What do Fly.com, Houses.com, Loans.com, and Rent.com have in common? Each of these Net domains are for sale - for at least a million bucks.
It's no secret a firm's value is directly attributable to its brand name. In the offline world, purchasing decisions often are made based on familiarity with name alone. Brand is important online as well, but so is luring surfers to your site.
Attracting consumers online begins with clicking a hyperlink, perhaps provided by a search-engine result, or by typing in an intuitively relevant URL. That is why securing a generic domain name, at the initial cost of $70 for two years, can be such a monumental bargain.
To maximise the potential value of their URLs, some registered owners have turned to online domain auctioneers such as GreatDomains.com. For a nominal processing fee - and 7% of the take - GreatDomains will seek out bidders. The company has a proprietary model that establishes prices based on three variables: total characters in the URL (the fewer the better); the potential application of the domain to e-commerce; and whether it is a .com name, as opposed to a .net or .org.
The right domain can bring a huge return.
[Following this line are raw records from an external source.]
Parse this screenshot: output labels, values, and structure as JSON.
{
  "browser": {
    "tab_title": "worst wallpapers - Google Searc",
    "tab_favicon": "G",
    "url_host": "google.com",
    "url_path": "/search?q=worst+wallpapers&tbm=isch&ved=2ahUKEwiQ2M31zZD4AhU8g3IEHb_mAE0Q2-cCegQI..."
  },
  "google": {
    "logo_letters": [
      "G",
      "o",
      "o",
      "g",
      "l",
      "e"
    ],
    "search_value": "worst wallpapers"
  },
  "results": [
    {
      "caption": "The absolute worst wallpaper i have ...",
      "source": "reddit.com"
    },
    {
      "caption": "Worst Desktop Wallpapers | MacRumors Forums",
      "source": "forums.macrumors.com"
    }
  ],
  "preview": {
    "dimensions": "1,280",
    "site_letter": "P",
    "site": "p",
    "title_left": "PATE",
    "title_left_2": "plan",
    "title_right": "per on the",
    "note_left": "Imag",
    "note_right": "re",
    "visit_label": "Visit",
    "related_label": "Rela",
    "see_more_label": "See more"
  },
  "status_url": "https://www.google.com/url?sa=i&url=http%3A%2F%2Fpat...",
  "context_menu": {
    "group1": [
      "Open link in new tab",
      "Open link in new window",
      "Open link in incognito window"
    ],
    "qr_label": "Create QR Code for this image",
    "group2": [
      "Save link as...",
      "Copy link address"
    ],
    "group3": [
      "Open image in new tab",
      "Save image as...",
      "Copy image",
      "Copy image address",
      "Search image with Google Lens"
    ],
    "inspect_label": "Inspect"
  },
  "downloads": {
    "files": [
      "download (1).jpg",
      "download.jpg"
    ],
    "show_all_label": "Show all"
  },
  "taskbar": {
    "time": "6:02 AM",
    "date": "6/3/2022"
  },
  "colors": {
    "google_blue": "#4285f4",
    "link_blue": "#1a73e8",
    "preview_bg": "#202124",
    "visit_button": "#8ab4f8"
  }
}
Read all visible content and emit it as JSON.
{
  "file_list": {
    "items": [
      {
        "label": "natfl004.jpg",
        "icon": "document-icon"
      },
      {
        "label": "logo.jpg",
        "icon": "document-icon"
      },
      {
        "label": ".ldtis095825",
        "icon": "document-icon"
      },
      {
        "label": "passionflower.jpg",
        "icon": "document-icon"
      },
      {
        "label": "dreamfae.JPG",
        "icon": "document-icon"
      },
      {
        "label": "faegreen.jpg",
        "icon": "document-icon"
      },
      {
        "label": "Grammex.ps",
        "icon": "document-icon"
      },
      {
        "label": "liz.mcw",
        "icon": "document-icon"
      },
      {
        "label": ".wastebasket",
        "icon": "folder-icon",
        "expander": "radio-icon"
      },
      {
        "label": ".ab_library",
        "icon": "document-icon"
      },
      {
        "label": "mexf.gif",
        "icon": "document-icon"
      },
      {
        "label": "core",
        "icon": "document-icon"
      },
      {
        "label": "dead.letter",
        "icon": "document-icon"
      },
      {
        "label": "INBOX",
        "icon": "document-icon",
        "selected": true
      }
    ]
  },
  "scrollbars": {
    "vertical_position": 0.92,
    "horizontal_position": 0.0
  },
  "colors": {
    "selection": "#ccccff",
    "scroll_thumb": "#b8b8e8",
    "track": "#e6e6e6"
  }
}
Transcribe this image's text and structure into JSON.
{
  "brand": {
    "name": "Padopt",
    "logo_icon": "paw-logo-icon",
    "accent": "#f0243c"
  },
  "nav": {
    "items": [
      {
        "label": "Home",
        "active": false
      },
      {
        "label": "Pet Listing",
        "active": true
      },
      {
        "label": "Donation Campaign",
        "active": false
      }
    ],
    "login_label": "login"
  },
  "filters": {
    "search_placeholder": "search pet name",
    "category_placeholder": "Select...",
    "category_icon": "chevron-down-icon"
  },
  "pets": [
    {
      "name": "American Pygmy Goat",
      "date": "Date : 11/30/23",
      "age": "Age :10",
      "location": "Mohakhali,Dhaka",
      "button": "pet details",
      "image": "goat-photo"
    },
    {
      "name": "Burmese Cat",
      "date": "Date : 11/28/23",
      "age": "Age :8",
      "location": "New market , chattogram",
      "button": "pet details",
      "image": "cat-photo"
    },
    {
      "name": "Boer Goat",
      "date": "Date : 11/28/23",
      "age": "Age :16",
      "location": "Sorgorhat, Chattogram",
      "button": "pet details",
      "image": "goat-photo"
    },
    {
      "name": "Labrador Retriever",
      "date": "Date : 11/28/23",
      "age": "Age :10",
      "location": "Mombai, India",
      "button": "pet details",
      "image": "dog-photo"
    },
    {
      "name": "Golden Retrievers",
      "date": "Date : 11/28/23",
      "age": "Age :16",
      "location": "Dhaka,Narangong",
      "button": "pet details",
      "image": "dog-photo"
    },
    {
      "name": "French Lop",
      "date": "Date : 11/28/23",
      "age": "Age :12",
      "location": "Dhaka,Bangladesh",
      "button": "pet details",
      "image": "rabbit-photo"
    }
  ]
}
Last week, eCompanies paid more than $7.5 million for the Internet address Business.com. Considering this, Compaq's purchase last year of AltaVista.com for $3.5 million is looking like a bargain. (Compaq has since sold AltaVista, domain name and all, to CMGI.)
Critics argue that current domain name valuations are radically inflated - and that prices are headed for a crash. Domain name bears point out that services like Real Names permit searches using plain English, theoretically making URLs obsolete. But Real Names has a long way to go before perfecting its search software.
Assuming Real Names gets its act together, the fact that Web sites will be easier to locate in no way supports the theory of a market crash. There's no inverse correlation between Colgate Palmolive's stock price and how effortlessly consumers can locate its products. Rather, there's a real argument that services like Real Names will actually enhance the value of domain names.
People who see domain names as overvalued note that the Internet Corporation for Assigned Names and Numbers has proposed adding a raft of new top-level domains to add to the list. In theory, the additional real estate would cut the upward pressure on pricing of .com domains. But memorable online addresses should be unaffected.
Cybersquatters could get a bonanza from the addition of new domains; in the past some have successfully blackmailed large companies into buying back control of their own names. But those days could be numbered. Congress has been working on anticybersquatting legislation. And ICANN recently established a policy that mandates a loser-pays system of arbitration for disputes between domain registrars and registered trademark owners. This new policy should help curb cybersquatting, especially in secondary domains, like .net.
The 9th Circuit Court of Appeals recently handed down a seminal decision on domain names that gives legal credibility to the price disparity between .com and .net domains. In Avery Dennison Corp. vs. Sumpton, at issue was whether the registration and use of domain names ending with .net could potentially dilute famous trademarks, when those domains coincidentally identified individual surnames. The three-judge panel ruled for the little guy, Avery, primarily because the allegedly infringing domains at issue were not .coms. To the court, .net domain names were of little commercial value, and in no way posed a threat to an identical .com domain.
Creating a strategy for e-commerce has become essential to the long-term survival of nearly every company. Had IBM not been IBM, it might not have survived the recession of the early '90s. It lived to tell its tale of woe in part because of its famous name. From this point forward, owning domain names that draw customers to a Web site will be the name of the game. And the best names in the Internet Economy still end in .com.
Gene J. Riccoboni (email@example.com) is manager of legal affairs at On2.com, a broadband content company in New York.